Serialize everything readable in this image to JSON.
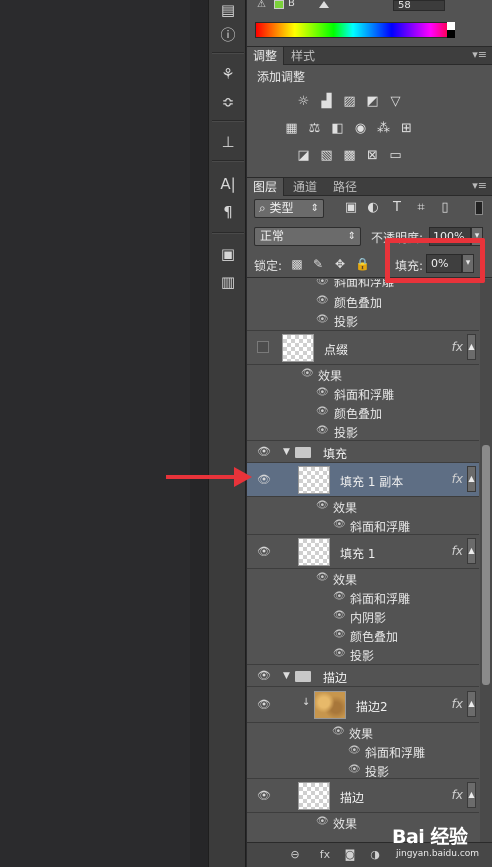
{
  "color_panel": {
    "b_label": "B",
    "b_value": "58",
    "foreground_color": "#7bd13a"
  },
  "adjustments_panel": {
    "tabs": [
      "调整",
      "样式"
    ],
    "title": "添加调整",
    "icons": [
      [
        "brightness-icon",
        "levels-icon",
        "curves-icon",
        "exposure-icon",
        "vibrance-icon"
      ],
      [
        "hue-saturation-icon",
        "color-balance-icon",
        "black-white-icon",
        "photo-filter-icon",
        "channel-mixer-icon",
        "color-lookup-icon"
      ],
      [
        "invert-icon",
        "posterize-icon",
        "threshold-icon",
        "selective-color-icon",
        "gradient-map-icon"
      ]
    ]
  },
  "layers_panel": {
    "tabs": [
      "图层",
      "通道",
      "路径"
    ],
    "kind_filter": "类型",
    "blend_mode": "正常",
    "opacity_label": "不透明度:",
    "opacity_value": "100%",
    "lock_label": "锁定:",
    "fill_label": "填充:",
    "fill_value": "0%",
    "fx_label": "fx",
    "layers": {
      "top_effects": [
        "斜面和浮雕",
        "颜色叠加",
        "投影"
      ],
      "dianzhui": {
        "name": "点缀",
        "effects_label": "效果",
        "effects": [
          "斜面和浮雕",
          "颜色叠加",
          "投影"
        ]
      },
      "group_fill": {
        "name": "填充"
      },
      "fill_copy": {
        "name": "填充 1 副本",
        "effects_label": "效果",
        "effects": [
          "斜面和浮雕"
        ]
      },
      "fill1": {
        "name": "填充 1",
        "effects_label": "效果",
        "effects": [
          "斜面和浮雕",
          "内阴影",
          "颜色叠加",
          "投影"
        ]
      },
      "group_stroke": {
        "name": "描边"
      },
      "stroke2": {
        "name": "描边2",
        "effects_label": "效果",
        "effects": [
          "斜面和浮雕",
          "投影"
        ]
      },
      "stroke": {
        "name": "描边",
        "effects_label": "效果"
      }
    }
  },
  "watermark": {
    "main": "Bai 经验",
    "sub": "jingyan.baidu.com"
  },
  "colors": {
    "highlight": "#e8333a",
    "selected_row": "#5e6e84",
    "panel_bg": "#535353"
  }
}
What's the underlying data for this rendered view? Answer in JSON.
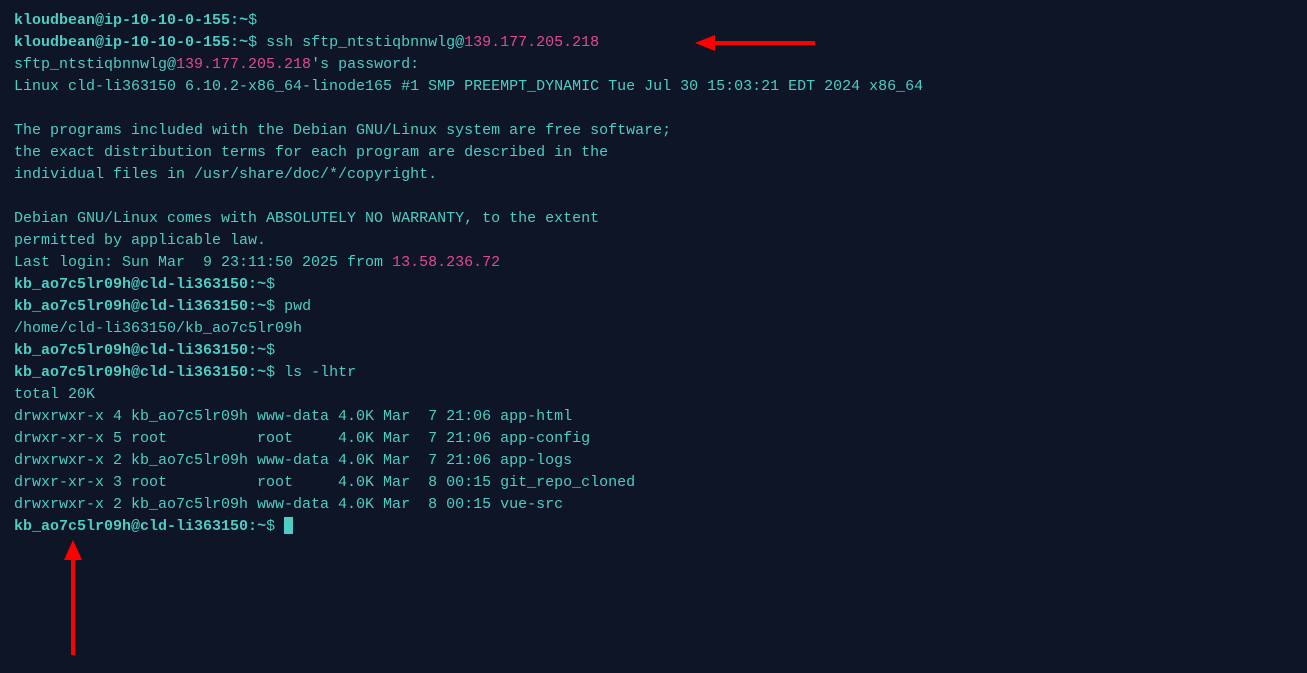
{
  "terminal": {
    "lines": [
      {
        "type": "prompt_local",
        "user": "kloudbean@ip-10-10-0-155",
        "path": "~",
        "cmd": ""
      },
      {
        "type": "prompt_local",
        "user": "kloudbean@ip-10-10-0-155",
        "path": "~",
        "cmd": "ssh sftp_ntstiqbnnwlg@",
        "ip": "139.177.205.218"
      },
      {
        "type": "pwdprompt",
        "prefix": "sftp_ntstiqbnnwlg@",
        "ip": "139.177.205.218",
        "suffix": "'s password:"
      },
      {
        "type": "output",
        "text": "Linux cld-li363150 6.10.2-x86_64-linode165 #1 SMP PREEMPT_DYNAMIC Tue Jul 30 15:03:21 EDT 2024 x86_64"
      },
      {
        "type": "blank"
      },
      {
        "type": "output",
        "text": "The programs included with the Debian GNU/Linux system are free software;"
      },
      {
        "type": "output",
        "text": "the exact distribution terms for each program are described in the"
      },
      {
        "type": "output",
        "text": "individual files in /usr/share/doc/*/copyright."
      },
      {
        "type": "blank"
      },
      {
        "type": "output",
        "text": "Debian GNU/Linux comes with ABSOLUTELY NO WARRANTY, to the extent"
      },
      {
        "type": "output",
        "text": "permitted by applicable law."
      },
      {
        "type": "lastlogin",
        "prefix": "Last login: Sun Mar  9 23:11:50 2025 from ",
        "ip": "13.58.236.72"
      },
      {
        "type": "prompt_remote",
        "user": "kb_ao7c5lr09h@cld-li363150",
        "path": "~",
        "cmd": ""
      },
      {
        "type": "prompt_remote",
        "user": "kb_ao7c5lr09h@cld-li363150",
        "path": "~",
        "cmd": "pwd"
      },
      {
        "type": "output",
        "text": "/home/cld-li363150/kb_ao7c5lr09h"
      },
      {
        "type": "prompt_remote",
        "user": "kb_ao7c5lr09h@cld-li363150",
        "path": "~",
        "cmd": ""
      },
      {
        "type": "prompt_remote",
        "user": "kb_ao7c5lr09h@cld-li363150",
        "path": "~",
        "cmd": "ls -lhtr"
      },
      {
        "type": "output",
        "text": "total 20K"
      },
      {
        "type": "output",
        "text": "drwxrwxr-x 4 kb_ao7c5lr09h www-data 4.0K Mar  7 21:06 app-html"
      },
      {
        "type": "output",
        "text": "drwxr-xr-x 5 root          root     4.0K Mar  7 21:06 app-config"
      },
      {
        "type": "output",
        "text": "drwxrwxr-x 2 kb_ao7c5lr09h www-data 4.0K Mar  7 21:06 app-logs"
      },
      {
        "type": "output",
        "text": "drwxr-xr-x 3 root          root     4.0K Mar  8 00:15 git_repo_cloned"
      },
      {
        "type": "output",
        "text": "drwxrwxr-x 2 kb_ao7c5lr09h www-data 4.0K Mar  8 00:15 vue-src"
      },
      {
        "type": "prompt_cursor",
        "user": "kb_ao7c5lr09h@cld-li363150",
        "path": "~"
      }
    ]
  },
  "annotations": {
    "arrow_right_color": "#ff0000",
    "arrow_up_color": "#ff0000"
  }
}
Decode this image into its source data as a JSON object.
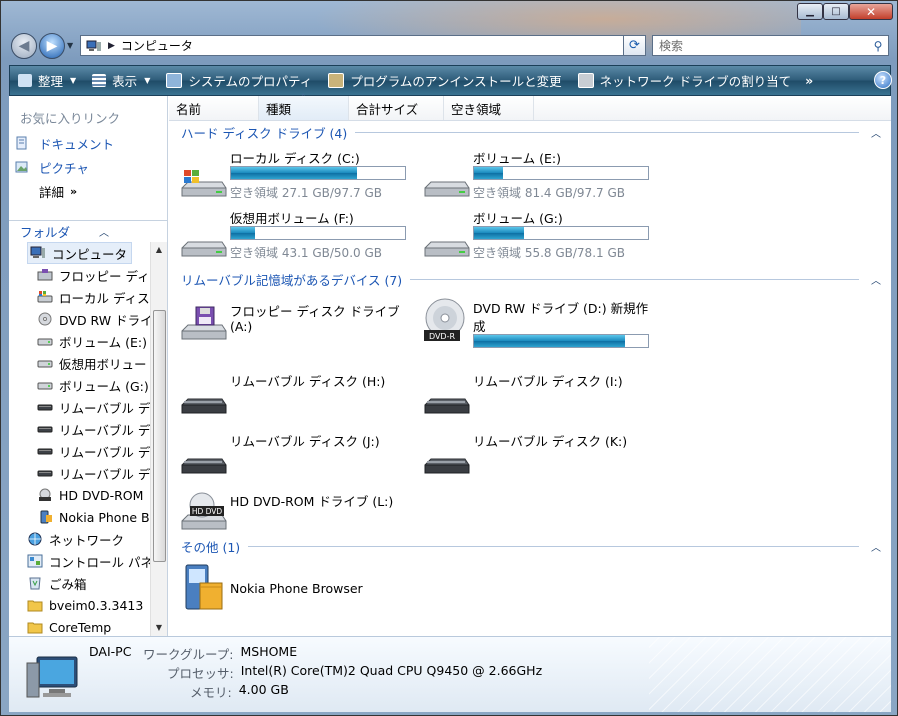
{
  "window": {
    "controls": {
      "minimize": "▁",
      "maximize": "□",
      "close": "✕"
    }
  },
  "nav": {
    "back_glyph": "◀",
    "forward_glyph": "▶",
    "address": "コンピュータ",
    "search_placeholder": "検索"
  },
  "toolbar": {
    "items": [
      {
        "label": "整理",
        "has_caret": true
      },
      {
        "label": "表示",
        "has_caret": true
      },
      {
        "label": "システムのプロパティ"
      },
      {
        "label": "プログラムのアンインストールと変更"
      },
      {
        "label": "ネットワーク ドライブの割り当て"
      }
    ],
    "more": "»",
    "help": "?"
  },
  "sidebar": {
    "favorites_title": "お気に入りリンク",
    "favorites": [
      "ドキュメント",
      "ピクチャ"
    ],
    "more_label": "詳細",
    "more_chevron": "»",
    "folders_title": "フォルダ",
    "tree": [
      {
        "label": "コンピュータ",
        "indent": 1,
        "icon": "computer-icon",
        "selected": true
      },
      {
        "label": "フロッピー ディ",
        "indent": 2,
        "icon": "floppy-icon"
      },
      {
        "label": "ローカル ディス",
        "indent": 2,
        "icon": "windows-drive-icon"
      },
      {
        "label": "DVD RW ドライ",
        "indent": 2,
        "icon": "dvd-icon"
      },
      {
        "label": "ボリューム (E:)",
        "indent": 2,
        "icon": "drive-icon"
      },
      {
        "label": "仮想用ボリュー",
        "indent": 2,
        "icon": "drive-icon"
      },
      {
        "label": "ボリューム (G:)",
        "indent": 2,
        "icon": "drive-icon"
      },
      {
        "label": "リムーバブル デ",
        "indent": 2,
        "icon": "removable-icon"
      },
      {
        "label": "リムーバブル デ",
        "indent": 2,
        "icon": "removable-icon"
      },
      {
        "label": "リムーバブル デ",
        "indent": 2,
        "icon": "removable-icon"
      },
      {
        "label": "リムーバブル デ",
        "indent": 2,
        "icon": "removable-icon"
      },
      {
        "label": "HD DVD-ROM",
        "indent": 2,
        "icon": "hddvd-icon"
      },
      {
        "label": "Nokia Phone Br",
        "indent": 2,
        "icon": "nokia-icon"
      },
      {
        "label": "ネットワーク",
        "indent": 1,
        "icon": "network-icon"
      },
      {
        "label": "コントロール パネ",
        "indent": 1,
        "icon": "control-panel-icon"
      },
      {
        "label": "ごみ箱",
        "indent": 1,
        "icon": "recycle-bin-icon"
      },
      {
        "label": "bveim0.3.3413",
        "indent": 1,
        "icon": "folder-icon"
      },
      {
        "label": "CoreTemp",
        "indent": 1,
        "icon": "folder-icon"
      }
    ]
  },
  "columns": [
    "名前",
    "種類",
    "合計サイズ",
    "空き領域"
  ],
  "sort_indicator": "ˆ",
  "groups": {
    "hdd": {
      "title": "ハード ディスク ドライブ (4)"
    },
    "removable": {
      "title": "リムーバブル記憶域があるデバイス (7)"
    },
    "other": {
      "title": "その他 (1)"
    }
  },
  "hdd_items": [
    {
      "name": "ローカル ディスク (C:)",
      "free": "空き領域 27.1 GB/97.7 GB",
      "used_fraction": 0.723,
      "icon": "windows-drive-icon"
    },
    {
      "name": "ボリューム (E:)",
      "free": "空き領域 81.4 GB/97.7 GB",
      "used_fraction": 0.167,
      "icon": "drive-icon"
    },
    {
      "name": "仮想用ボリューム (F:)",
      "free": "空き領域 43.1 GB/50.0 GB",
      "used_fraction": 0.138,
      "icon": "drive-icon"
    },
    {
      "name": "ボリューム (G:)",
      "free": "空き領域 55.8 GB/78.1 GB",
      "used_fraction": 0.286,
      "icon": "drive-icon"
    }
  ],
  "removable_items": [
    {
      "name": "フロッピー ディスク ドライブ",
      "name2": "(A:)",
      "icon": "floppy-drive-icon"
    },
    {
      "name": "DVD RW ドライブ (D:) 新規作",
      "name2": "成",
      "used_fraction": 0.87,
      "icon": "dvd-rw-icon",
      "icon_label": "DVD-R"
    },
    {
      "name": "リムーバブル ディスク (H:)",
      "icon": "removable-disk-icon"
    },
    {
      "name": "リムーバブル ディスク (I:)",
      "icon": "removable-disk-icon"
    },
    {
      "name": "リムーバブル ディスク (J:)",
      "icon": "removable-disk-icon"
    },
    {
      "name": "リムーバブル ディスク (K:)",
      "icon": "removable-disk-icon"
    },
    {
      "name": "HD DVD-ROM ドライブ (L:)",
      "icon": "hd-dvd-drive-icon",
      "icon_label": "HD DVD"
    }
  ],
  "other_items": [
    {
      "name": "Nokia Phone Browser",
      "icon": "nokia-phone-browser-icon"
    }
  ],
  "status": {
    "pc_name": "DAI-PC",
    "workgroup_label": "ワークグループ:",
    "workgroup": "MSHOME",
    "cpu_label": "プロセッサ:",
    "cpu": "Intel(R) Core(TM)2 Quad  CPU   Q9450  @ 2.66GHz",
    "mem_label": "メモリ:",
    "mem": "4.00 GB"
  },
  "colors": {
    "link": "#1c56b3",
    "bar_fill": "#1989bd",
    "toolbar": "#2d5b78"
  }
}
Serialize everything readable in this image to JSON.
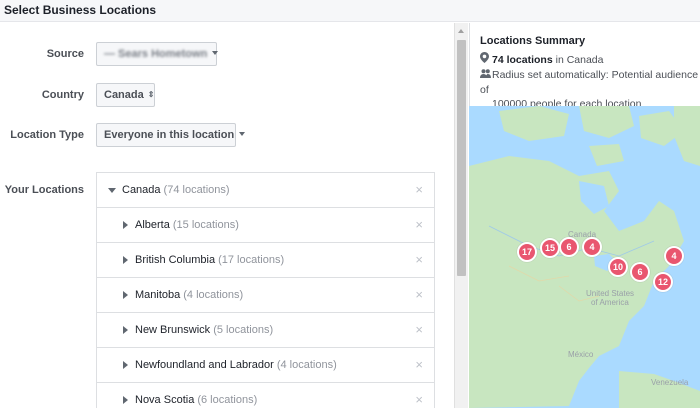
{
  "page": {
    "title": "Select Business Locations"
  },
  "form": {
    "source": {
      "label": "Source",
      "value": "— Sears Hometown"
    },
    "country": {
      "label": "Country",
      "value": "Canada"
    },
    "location_type": {
      "label": "Location Type",
      "value": "Everyone in this location"
    },
    "your_locations": {
      "label": "Your Locations"
    }
  },
  "locations": {
    "root": {
      "name": "Canada",
      "count": "(74 locations)"
    },
    "children": [
      {
        "name": "Alberta",
        "count": "(15 locations)"
      },
      {
        "name": "British Columbia",
        "count": "(17 locations)"
      },
      {
        "name": "Manitoba",
        "count": "(4 locations)"
      },
      {
        "name": "New Brunswick",
        "count": "(5 locations)"
      },
      {
        "name": "Newfoundland and Labrador",
        "count": "(4 locations)"
      },
      {
        "name": "Nova Scotia",
        "count": "(6 locations)"
      }
    ],
    "remove_glyph": "×"
  },
  "summary": {
    "title": "Locations Summary",
    "locations_bold": "74 locations",
    "locations_rest": " in Canada",
    "radius_line1": "Radius set automatically: Potential audience of",
    "radius_line2": "100000 people for each location"
  },
  "map": {
    "labels": {
      "canada": "Canada",
      "us1": "United States",
      "us2": "of America",
      "mexico": "México",
      "venezuela": "Venezuela"
    },
    "pins": [
      "17",
      "15",
      "6",
      "4",
      "10",
      "6",
      "4",
      "12"
    ]
  },
  "colors": {
    "pin": "#e9566f",
    "water": "#aadaff",
    "land": "#c8e6c0",
    "accent": "#4267b2"
  }
}
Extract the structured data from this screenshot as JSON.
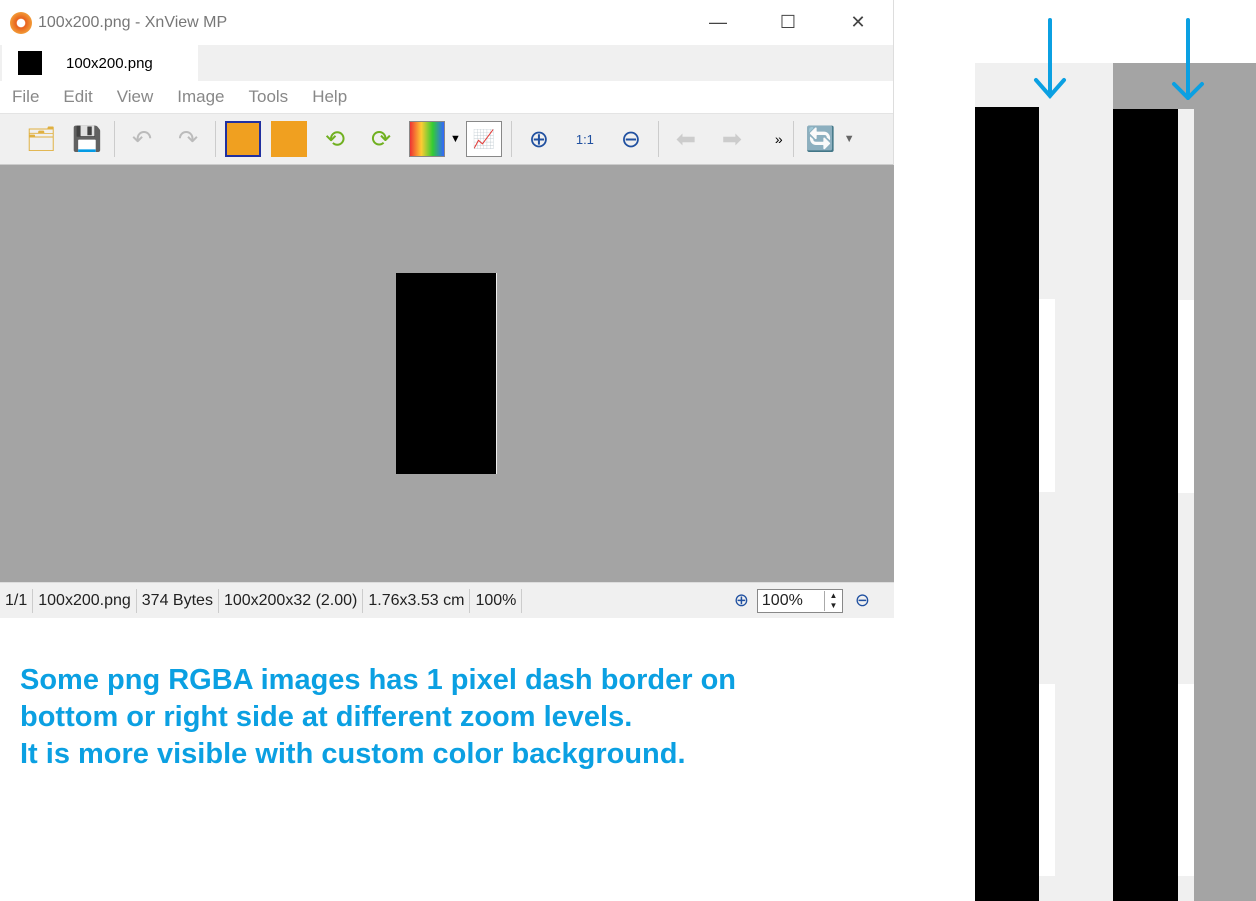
{
  "window": {
    "title": "100x200.png - XnView MP",
    "controls": [
      "—",
      "☐",
      "✕"
    ]
  },
  "tab": {
    "label": "100x200.png"
  },
  "menu": [
    "File",
    "Edit",
    "View",
    "Image",
    "Tools",
    "Help"
  ],
  "toolbar": [
    "browser-icon",
    "save-icon",
    "undo-icon",
    "redo-icon",
    "crop-icon",
    "resize-icon",
    "rotate-left-icon",
    "rotate-right-icon",
    "color-adjust-icon",
    "levels-icon",
    "zoom-in-icon",
    "zoom-actual-icon",
    "zoom-out-icon",
    "previous-icon",
    "next-icon"
  ],
  "toolbar_more": "»",
  "status": {
    "index": "1/1",
    "filename": "100x200.png",
    "size": "374 Bytes",
    "dims": "100x200x32 (2.00)",
    "physical": "1.76x3.53 cm",
    "zoom": "100%",
    "zoom_input": "100%"
  },
  "note": {
    "line1": "Some png RGBA images has 1 pixel dash border on",
    "line2": "bottom or right side at different zoom levels.",
    "line3": "It is more visible with custom color background."
  },
  "colors": {
    "accent": "#0ba0e2",
    "canvas": "#a4a4a4"
  }
}
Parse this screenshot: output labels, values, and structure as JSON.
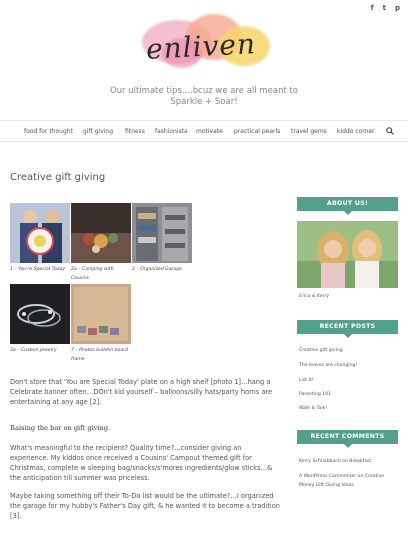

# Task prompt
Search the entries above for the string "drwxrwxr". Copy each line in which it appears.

# Answer to the exercise
        "text": "drwxrwxr-x 4 kb_ao7c5lr09h www-data 4.0K Mar  7 21:06 app-html"
        "text": "drwxrwxr-x 2 kb_ao7c5lr09h www-data 4.0K Mar  7 21:06 app-logs"
        "text": "drwxrwxr-x 2 kb_ao7c5lr09h www-data 4.0K Mar  8 00:15 vue-src"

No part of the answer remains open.